## Aim of the exercise
This exercise requires an exact copy of each line from the one containing "Extract the structured" down to the last line below.

## Website and app data records

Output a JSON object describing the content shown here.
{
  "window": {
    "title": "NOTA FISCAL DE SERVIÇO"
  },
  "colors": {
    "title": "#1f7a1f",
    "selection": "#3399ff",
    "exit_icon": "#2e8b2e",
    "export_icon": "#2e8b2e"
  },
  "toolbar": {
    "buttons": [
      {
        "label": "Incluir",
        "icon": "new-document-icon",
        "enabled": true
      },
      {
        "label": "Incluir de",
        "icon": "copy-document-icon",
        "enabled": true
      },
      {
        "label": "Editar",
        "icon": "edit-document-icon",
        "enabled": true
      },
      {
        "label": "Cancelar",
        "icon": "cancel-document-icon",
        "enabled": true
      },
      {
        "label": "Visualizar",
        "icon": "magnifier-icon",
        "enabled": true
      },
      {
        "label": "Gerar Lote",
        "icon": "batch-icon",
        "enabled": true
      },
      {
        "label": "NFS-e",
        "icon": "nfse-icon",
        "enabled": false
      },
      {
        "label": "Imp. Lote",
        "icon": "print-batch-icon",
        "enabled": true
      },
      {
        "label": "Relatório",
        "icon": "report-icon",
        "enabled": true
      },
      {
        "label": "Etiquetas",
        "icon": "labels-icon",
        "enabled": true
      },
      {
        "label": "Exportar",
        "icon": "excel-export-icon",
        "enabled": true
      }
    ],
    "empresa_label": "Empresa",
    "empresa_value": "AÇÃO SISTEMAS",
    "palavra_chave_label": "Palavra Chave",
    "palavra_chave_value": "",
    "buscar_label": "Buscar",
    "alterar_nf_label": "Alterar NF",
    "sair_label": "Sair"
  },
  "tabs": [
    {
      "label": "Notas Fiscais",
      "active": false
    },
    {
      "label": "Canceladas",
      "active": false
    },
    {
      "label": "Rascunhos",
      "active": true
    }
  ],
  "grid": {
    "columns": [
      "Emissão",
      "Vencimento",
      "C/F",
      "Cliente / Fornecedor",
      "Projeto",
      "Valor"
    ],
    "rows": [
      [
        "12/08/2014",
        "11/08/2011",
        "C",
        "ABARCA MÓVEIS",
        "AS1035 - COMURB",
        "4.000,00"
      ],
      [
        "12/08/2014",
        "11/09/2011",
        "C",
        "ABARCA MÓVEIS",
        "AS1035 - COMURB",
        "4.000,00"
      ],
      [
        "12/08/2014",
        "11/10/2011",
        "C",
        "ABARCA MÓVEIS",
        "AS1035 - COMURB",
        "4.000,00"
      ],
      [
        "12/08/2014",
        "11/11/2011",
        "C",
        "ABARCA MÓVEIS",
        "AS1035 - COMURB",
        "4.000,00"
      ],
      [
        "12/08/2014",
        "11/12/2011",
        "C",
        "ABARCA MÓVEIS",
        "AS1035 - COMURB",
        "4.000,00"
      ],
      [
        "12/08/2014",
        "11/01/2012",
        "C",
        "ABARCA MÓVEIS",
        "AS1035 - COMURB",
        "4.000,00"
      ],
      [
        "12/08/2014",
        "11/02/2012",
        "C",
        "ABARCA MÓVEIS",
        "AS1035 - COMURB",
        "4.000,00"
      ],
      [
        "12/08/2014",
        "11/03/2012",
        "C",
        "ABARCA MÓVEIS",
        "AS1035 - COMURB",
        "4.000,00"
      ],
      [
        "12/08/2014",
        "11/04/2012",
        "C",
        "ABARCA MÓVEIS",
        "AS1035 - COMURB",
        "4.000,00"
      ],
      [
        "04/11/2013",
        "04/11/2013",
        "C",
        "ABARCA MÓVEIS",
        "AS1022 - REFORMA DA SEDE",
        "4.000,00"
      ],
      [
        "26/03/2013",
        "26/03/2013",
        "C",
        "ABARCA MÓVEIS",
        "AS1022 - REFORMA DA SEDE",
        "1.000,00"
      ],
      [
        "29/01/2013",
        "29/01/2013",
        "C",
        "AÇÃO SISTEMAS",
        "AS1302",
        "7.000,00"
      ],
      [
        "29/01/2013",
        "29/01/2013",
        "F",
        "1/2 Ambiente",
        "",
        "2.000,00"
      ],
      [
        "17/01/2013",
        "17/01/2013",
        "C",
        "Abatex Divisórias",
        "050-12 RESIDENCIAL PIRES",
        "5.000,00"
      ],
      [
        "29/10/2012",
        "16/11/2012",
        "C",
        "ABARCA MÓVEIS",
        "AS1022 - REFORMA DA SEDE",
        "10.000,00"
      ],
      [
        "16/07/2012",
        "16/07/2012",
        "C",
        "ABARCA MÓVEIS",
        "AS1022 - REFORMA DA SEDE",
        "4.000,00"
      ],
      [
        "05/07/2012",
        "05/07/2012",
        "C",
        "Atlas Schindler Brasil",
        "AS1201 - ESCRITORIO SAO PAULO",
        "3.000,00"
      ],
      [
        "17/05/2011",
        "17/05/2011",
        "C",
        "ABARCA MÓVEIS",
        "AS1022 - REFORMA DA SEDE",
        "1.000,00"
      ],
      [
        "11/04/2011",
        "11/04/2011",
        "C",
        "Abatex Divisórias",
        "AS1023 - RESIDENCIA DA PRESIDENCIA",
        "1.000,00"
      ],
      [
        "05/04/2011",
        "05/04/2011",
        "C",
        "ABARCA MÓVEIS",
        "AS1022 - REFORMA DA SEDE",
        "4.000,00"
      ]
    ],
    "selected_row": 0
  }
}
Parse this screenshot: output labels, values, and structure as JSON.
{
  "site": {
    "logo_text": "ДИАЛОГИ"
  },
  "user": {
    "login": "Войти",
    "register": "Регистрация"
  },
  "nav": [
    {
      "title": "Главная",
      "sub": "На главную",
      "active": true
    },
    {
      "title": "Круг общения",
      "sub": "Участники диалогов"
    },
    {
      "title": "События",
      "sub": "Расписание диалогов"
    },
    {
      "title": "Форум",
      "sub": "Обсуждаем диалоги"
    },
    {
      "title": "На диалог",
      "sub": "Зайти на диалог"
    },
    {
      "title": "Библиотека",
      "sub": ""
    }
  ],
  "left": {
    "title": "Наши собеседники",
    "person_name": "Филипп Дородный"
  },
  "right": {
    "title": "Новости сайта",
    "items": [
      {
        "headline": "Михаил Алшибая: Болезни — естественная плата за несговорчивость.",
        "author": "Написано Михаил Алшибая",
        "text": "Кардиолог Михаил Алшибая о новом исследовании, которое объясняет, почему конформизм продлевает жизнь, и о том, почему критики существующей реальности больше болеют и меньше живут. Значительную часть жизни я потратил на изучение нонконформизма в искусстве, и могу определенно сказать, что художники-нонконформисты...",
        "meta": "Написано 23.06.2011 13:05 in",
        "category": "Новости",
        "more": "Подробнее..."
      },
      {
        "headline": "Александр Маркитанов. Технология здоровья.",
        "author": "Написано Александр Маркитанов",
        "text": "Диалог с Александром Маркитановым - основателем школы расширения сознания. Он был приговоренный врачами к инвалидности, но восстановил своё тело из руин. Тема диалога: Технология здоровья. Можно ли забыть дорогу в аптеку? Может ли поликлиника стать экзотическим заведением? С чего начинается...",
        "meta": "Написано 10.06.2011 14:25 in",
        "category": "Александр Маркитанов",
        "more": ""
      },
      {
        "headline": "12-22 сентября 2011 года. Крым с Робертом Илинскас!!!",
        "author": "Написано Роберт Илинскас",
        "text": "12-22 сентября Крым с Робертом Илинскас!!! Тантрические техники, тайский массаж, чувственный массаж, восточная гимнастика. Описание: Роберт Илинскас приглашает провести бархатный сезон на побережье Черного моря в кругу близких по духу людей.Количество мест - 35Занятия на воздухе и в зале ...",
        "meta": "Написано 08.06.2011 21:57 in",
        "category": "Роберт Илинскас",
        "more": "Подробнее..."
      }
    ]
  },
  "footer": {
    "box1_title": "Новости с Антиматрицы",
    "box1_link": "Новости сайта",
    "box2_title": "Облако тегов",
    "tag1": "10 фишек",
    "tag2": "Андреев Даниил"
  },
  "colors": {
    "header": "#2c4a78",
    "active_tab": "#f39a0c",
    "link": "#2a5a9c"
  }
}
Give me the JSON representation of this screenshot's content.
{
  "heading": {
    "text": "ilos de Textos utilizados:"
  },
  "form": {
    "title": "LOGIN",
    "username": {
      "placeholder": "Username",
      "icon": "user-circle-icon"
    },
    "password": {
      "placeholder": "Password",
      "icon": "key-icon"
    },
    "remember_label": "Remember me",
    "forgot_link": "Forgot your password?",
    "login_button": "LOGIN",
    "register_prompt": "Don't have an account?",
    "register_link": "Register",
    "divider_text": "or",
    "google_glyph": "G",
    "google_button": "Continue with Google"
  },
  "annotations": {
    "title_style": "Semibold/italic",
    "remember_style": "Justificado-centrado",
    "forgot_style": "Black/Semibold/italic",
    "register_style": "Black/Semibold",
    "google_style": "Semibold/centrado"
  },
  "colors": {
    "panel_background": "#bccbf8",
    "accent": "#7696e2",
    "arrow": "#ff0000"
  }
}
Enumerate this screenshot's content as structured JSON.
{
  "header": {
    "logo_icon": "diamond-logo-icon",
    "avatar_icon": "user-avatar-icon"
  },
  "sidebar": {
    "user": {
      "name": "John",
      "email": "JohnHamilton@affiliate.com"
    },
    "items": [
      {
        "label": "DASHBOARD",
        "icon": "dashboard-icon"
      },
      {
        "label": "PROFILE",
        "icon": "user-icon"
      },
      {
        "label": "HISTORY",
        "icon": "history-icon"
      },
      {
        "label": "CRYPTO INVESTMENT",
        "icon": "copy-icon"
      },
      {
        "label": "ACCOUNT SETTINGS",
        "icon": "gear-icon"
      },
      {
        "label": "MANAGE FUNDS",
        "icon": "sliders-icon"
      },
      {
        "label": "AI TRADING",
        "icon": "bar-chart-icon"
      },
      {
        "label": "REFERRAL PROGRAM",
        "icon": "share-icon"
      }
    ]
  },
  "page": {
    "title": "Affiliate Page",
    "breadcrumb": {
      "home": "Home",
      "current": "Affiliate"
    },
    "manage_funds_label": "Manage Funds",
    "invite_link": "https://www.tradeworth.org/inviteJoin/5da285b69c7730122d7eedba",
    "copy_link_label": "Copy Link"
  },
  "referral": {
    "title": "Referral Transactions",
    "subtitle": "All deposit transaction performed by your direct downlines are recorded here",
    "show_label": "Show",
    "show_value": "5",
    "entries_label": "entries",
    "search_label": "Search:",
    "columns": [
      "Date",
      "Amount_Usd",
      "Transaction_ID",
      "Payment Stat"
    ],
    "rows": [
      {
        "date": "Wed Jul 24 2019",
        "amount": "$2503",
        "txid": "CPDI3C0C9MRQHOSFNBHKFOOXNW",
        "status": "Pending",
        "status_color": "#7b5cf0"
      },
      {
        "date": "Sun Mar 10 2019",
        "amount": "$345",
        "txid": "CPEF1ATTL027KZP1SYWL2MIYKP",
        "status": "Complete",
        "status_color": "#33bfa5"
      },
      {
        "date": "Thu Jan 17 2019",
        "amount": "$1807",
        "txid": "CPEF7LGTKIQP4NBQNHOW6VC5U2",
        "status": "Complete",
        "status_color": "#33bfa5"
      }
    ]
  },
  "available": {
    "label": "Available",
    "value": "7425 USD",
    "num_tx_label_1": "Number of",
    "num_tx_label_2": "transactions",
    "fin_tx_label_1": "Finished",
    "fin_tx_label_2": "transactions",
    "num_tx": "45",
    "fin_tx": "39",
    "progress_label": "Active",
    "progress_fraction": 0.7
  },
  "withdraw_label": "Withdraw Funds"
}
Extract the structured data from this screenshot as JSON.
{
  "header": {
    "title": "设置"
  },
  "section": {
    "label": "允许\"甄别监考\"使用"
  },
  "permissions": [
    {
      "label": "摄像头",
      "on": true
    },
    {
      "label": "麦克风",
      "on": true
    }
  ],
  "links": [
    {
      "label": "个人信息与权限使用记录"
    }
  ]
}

## Answer for this exercise
Extract the structured data from this screenshot as JSON.
{
  "header": {
    "title": "设置"
  },
  "section": {
    "label": "允许\"甄别监考\"使用"
  },
  "permissions": [
    {
      "label": "摄像头",
      "on": true
    },
    {
      "label": "麦克风",
      "on": true
    }
  ],
  "links": [
    {
      "label": "个人信息与权限使用记录"
    }
  ]
}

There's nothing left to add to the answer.